It was all in a day's work for Wolf, advocacy field organizer of United Council, the UW students' lobby. She's been in the thick of some of the strangest and most exciting moments in recent state history. She was there day and night for most of the Capitol occupation, and played a key role in persuading others to leave so as not to cede the "moral authority" that came from not breaking any laws.
Wolf, who will turn 26 on Friday, is a native of Ohio who has attended the UW-Milwaukee and UW-Stevens Point. She worked briefly for the United Council in 2008 before landing an organizer job last July. Her job is to get students involved in the political process, but Scott Walker has completely changed what that means. Now her biggest challenge is finding enough things for them to do.

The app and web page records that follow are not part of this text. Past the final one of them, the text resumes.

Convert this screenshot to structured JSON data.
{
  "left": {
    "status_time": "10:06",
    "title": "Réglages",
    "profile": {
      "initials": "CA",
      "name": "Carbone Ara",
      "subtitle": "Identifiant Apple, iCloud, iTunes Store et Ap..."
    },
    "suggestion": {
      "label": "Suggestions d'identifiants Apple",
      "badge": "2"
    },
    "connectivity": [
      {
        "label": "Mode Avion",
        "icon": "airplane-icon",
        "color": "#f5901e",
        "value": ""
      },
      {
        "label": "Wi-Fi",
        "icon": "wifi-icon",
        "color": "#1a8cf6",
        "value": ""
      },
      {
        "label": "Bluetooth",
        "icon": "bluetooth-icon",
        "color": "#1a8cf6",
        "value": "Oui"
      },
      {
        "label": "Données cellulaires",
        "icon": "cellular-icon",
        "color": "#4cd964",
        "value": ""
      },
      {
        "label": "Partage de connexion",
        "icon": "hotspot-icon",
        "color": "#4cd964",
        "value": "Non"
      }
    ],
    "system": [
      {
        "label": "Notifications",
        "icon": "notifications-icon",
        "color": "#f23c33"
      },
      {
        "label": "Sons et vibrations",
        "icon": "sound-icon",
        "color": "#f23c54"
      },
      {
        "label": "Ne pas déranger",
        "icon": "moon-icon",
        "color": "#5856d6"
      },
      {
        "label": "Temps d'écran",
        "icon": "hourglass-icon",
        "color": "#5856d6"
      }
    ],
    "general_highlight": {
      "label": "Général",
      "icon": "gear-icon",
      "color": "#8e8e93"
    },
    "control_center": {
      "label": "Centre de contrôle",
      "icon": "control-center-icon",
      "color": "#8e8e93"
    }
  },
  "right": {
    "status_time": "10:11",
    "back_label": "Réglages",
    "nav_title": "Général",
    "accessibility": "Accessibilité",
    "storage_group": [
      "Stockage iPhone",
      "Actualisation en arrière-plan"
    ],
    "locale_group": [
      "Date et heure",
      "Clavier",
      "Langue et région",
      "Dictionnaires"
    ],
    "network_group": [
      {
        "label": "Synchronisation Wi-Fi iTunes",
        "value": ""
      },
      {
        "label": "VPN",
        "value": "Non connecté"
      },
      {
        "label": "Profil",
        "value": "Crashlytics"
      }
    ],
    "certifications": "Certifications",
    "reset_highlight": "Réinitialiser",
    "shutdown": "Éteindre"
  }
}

"What's happened has been pretty incredible," says Wolf, reflecting on how the elusive goal of uniting various left-leaning groups has become a reality. "Everybody who's involved in the progressive movement has really come together in a way we've never seen before."
Besides opposing budget initiatives that affect students, Wolf is organizing against a Voter ID bill that would make it harder for many students to vote. And she's now "capturing contact info" for students before they leave for the summer, to pull them into fresh opportunities to be involved.
The United Council has about a dozen paid employees, supported by a $2 per semester fee to UW students. Wolf notes that some students "see political issues as inherently partisan." She disagrees: "The work I'm doing is not anti-Walker, it's pro-student."